*** Block opens ***
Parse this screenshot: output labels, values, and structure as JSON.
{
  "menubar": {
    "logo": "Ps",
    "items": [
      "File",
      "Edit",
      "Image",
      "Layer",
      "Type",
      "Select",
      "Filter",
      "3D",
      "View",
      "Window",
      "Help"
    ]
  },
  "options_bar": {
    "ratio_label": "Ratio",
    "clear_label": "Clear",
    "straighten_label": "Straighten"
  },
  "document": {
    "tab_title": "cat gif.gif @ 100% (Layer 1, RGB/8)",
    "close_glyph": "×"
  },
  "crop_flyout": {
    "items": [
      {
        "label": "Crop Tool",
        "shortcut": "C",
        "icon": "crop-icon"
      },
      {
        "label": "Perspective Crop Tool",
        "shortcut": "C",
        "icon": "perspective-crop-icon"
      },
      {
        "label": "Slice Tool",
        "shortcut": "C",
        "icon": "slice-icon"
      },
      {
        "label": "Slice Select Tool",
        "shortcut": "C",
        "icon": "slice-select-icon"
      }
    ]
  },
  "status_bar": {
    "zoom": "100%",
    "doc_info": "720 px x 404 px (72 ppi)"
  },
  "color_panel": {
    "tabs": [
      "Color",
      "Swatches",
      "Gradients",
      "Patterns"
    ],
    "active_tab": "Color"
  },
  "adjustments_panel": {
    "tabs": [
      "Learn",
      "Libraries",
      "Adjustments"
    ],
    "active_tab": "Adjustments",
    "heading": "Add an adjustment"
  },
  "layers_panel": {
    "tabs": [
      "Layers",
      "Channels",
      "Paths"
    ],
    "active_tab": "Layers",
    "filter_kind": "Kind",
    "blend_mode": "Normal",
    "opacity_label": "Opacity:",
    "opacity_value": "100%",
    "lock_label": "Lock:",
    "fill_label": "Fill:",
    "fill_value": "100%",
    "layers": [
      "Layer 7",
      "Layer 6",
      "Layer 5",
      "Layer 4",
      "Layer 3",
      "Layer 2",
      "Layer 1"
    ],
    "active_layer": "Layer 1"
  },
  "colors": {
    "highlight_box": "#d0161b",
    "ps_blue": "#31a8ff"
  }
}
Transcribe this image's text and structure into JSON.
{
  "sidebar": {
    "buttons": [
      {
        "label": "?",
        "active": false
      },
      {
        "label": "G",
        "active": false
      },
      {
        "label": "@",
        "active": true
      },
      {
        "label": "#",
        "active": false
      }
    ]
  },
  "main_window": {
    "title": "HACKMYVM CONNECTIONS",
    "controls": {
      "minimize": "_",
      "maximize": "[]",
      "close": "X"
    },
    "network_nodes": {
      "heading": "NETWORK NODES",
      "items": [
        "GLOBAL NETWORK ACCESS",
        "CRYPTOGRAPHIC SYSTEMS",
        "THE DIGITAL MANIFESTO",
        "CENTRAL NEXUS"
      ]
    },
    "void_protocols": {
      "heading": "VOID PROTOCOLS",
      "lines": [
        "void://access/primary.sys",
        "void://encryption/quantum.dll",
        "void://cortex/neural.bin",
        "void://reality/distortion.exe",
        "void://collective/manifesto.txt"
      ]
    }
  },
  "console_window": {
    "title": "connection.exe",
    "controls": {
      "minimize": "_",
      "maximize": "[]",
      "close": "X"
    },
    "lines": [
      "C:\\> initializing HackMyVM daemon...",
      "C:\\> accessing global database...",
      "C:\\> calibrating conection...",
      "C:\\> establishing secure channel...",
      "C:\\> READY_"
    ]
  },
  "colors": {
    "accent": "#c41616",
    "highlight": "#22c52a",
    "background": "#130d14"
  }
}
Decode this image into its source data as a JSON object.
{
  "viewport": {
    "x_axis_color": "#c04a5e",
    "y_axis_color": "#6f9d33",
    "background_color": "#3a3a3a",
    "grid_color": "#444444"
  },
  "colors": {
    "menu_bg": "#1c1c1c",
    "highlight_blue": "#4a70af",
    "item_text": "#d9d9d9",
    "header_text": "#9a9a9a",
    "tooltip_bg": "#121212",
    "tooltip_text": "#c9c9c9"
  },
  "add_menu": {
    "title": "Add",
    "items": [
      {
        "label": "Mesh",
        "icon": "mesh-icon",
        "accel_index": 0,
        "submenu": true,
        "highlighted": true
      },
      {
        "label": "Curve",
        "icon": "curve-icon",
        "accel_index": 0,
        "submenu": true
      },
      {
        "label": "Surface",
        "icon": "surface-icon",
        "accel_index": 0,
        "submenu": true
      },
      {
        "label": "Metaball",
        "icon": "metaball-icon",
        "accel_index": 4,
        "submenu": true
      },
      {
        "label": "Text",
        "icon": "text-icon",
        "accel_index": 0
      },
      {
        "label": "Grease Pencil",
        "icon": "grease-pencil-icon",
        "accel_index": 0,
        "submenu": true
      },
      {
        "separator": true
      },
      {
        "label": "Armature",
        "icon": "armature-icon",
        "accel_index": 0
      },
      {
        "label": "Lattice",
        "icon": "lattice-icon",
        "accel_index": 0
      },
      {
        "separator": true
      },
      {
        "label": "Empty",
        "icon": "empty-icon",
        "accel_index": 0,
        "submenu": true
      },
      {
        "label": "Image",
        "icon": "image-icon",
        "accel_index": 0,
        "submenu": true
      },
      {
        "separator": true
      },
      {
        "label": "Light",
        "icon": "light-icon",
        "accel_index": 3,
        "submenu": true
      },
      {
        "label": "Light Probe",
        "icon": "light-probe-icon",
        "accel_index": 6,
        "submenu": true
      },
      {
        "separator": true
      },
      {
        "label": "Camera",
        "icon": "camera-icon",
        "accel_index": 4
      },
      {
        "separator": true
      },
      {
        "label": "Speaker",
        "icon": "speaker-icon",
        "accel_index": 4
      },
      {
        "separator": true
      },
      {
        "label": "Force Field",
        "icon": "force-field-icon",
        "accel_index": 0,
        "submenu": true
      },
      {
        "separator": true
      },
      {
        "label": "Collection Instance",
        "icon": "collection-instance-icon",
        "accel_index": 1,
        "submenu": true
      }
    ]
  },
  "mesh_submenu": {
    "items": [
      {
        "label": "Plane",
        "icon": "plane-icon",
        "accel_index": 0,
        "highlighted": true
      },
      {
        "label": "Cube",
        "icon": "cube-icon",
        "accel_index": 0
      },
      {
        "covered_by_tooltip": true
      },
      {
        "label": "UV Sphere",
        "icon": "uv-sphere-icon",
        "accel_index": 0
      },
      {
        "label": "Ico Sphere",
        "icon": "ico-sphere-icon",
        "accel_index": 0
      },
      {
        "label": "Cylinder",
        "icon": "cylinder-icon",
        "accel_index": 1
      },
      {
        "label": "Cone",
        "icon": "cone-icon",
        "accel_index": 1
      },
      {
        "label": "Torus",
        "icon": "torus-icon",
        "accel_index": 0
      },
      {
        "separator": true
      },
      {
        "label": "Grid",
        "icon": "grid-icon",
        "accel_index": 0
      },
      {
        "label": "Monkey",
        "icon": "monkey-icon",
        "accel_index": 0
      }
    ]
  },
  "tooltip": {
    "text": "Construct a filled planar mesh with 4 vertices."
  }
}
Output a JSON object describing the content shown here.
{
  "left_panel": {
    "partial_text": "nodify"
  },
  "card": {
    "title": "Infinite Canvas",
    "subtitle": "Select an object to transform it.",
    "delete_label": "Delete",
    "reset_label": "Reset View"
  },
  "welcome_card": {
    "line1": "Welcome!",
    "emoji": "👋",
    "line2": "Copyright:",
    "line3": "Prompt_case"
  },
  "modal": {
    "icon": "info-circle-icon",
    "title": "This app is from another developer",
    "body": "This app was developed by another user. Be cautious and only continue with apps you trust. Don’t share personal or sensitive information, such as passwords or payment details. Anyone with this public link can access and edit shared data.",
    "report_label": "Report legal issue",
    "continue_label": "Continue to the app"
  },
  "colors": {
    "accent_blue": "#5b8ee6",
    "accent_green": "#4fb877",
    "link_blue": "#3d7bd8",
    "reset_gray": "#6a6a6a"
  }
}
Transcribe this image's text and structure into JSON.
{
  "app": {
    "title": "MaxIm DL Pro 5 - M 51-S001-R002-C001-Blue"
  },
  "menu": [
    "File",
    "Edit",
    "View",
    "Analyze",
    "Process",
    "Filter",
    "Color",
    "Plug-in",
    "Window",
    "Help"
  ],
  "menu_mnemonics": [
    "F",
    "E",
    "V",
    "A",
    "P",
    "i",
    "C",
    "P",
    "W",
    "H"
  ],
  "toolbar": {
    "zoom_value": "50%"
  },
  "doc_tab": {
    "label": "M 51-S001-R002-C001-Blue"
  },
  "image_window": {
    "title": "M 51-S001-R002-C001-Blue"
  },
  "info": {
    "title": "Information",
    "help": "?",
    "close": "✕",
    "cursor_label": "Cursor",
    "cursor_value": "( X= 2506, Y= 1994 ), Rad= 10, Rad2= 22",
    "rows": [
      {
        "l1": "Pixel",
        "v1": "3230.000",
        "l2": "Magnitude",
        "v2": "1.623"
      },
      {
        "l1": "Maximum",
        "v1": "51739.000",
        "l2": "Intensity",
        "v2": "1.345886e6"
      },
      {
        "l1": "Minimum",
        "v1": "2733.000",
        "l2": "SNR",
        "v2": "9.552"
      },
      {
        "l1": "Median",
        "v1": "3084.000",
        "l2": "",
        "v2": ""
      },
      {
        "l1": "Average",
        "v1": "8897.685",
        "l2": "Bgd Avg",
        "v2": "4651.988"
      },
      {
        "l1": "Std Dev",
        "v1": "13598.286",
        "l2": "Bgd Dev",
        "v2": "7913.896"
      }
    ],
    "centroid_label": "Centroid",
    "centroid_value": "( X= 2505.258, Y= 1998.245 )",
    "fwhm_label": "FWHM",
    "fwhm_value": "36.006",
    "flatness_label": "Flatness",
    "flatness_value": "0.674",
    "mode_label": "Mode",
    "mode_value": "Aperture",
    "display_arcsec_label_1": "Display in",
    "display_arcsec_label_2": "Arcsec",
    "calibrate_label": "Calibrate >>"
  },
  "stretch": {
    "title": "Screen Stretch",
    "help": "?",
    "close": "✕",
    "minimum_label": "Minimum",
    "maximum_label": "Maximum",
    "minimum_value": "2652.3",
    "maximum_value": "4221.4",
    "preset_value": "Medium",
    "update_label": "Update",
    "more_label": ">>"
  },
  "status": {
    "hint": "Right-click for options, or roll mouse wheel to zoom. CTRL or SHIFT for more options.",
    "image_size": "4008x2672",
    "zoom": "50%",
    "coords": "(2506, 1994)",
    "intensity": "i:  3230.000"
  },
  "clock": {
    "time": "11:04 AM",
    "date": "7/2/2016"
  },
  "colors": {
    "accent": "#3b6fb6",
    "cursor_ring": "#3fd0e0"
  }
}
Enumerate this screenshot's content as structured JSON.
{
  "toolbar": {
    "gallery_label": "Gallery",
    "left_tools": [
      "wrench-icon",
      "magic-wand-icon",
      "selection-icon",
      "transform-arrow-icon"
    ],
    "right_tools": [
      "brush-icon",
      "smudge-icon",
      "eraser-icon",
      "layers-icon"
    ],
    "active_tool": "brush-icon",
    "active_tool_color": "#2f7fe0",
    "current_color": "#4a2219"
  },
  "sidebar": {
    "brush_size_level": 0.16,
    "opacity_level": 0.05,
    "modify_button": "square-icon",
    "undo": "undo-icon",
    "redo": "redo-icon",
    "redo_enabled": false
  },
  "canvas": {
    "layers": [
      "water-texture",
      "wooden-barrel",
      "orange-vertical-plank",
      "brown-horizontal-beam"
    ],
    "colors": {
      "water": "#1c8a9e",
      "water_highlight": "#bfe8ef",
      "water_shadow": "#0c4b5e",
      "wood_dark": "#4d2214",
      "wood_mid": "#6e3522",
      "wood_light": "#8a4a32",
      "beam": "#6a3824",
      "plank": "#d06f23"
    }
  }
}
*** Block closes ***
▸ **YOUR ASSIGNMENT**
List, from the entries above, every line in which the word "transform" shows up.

▸ **ANSWER BOX**
    "subtitle": "Select an object to transform it.",
      "transform-arrow-icon"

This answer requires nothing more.